and give me a willing spirit (Psalm 51:10-12 HCSB).  

Their prayers would be unnecessary, meaningless even unless they felt the need for the renewing, the reviving, the restoring work of God in us.

We need the grace again, the joy again, the steadfast spirit again, the life again.  That’s what they asked.

That’s what we need, too.

Eugene Peterson wrote:

Nothing suffers from time quite so much as religion.  The skeletal structure of obedience becomes arthritic, and the circulatory system of praise becomes sluggish.  The prayer ‘revive us again’ keeps the body of Christ youthful and responsive to every new mercy and grace in God (Praying With the Psalms).

So we offer to help carry the cross for a time through this valley and we remind them of the hope and the promise as we travel along together.
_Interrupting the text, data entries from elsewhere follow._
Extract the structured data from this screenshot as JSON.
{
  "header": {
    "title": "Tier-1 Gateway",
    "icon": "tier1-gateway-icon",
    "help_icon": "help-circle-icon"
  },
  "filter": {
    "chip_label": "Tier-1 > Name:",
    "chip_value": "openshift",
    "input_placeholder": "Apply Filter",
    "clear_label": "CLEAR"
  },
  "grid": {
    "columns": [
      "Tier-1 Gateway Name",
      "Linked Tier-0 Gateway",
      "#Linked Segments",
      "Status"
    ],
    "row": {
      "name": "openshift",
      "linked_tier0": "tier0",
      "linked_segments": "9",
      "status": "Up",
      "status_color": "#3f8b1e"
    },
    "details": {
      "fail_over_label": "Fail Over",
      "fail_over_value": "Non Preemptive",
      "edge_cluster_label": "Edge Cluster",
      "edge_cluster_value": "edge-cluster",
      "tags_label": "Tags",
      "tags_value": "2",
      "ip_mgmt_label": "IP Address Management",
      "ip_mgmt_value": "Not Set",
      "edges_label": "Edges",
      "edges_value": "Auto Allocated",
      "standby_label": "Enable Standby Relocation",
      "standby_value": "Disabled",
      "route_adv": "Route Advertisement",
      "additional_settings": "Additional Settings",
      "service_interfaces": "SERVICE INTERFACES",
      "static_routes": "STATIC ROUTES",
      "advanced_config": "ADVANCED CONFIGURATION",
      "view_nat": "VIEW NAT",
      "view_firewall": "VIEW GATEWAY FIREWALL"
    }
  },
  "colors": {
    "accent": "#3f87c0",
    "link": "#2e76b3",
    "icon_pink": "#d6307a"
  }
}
We tell the fullness of our testimony, not just the revival, the renewal, the restoration after the fact…not the destination without the journey or the end result without the in between.

No, we remember that we were worn out and limping and God renewed us.

We were dead and hopeless and God revived us.

We had lost everything and God restored us.

God did this for me, that’s what we say.  And He will do this work in you, too.

And we pray, of course we pray.

We ask God to fill them right up again, fill their own parched souls so they are overflowing. We ask for strength anew and energy for each day, for reminders of the vision and reassurance of the harvest.

God’s plan isn’t for us to walk through discouragement alone, not any of us. How could we ever survive it, after all, if we thought we were the only ones and that somehow we must be here because of our own fumbling and faltering?

But to know others have been there, have made it through, and have traveled back to tell us the good news and to pray for us along the way…that’s the grace God gives for a wearied soul.